> **WHAT IS REQUIRED**
Each line of the listing where the string "play" appears is to be identified and copied.
□ □ □ □ □
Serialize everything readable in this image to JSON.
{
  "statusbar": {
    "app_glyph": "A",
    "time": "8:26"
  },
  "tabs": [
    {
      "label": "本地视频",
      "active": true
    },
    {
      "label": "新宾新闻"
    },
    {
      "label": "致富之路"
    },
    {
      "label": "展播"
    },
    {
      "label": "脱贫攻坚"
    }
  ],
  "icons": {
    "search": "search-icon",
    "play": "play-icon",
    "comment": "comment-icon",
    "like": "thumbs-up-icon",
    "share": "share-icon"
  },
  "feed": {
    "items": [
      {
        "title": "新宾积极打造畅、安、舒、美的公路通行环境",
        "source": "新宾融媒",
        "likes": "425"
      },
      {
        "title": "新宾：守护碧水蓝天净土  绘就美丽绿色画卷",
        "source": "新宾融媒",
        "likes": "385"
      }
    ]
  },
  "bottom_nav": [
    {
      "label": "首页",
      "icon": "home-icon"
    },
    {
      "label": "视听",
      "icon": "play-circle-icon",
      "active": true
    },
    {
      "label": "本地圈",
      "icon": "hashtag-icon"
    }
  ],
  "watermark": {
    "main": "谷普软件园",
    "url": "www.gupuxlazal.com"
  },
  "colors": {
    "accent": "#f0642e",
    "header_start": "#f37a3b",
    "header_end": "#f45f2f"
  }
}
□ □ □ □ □
> **REPLY TO THE EXERCISE**
    "play": "play-icon",
      "icon": "play-circle-icon",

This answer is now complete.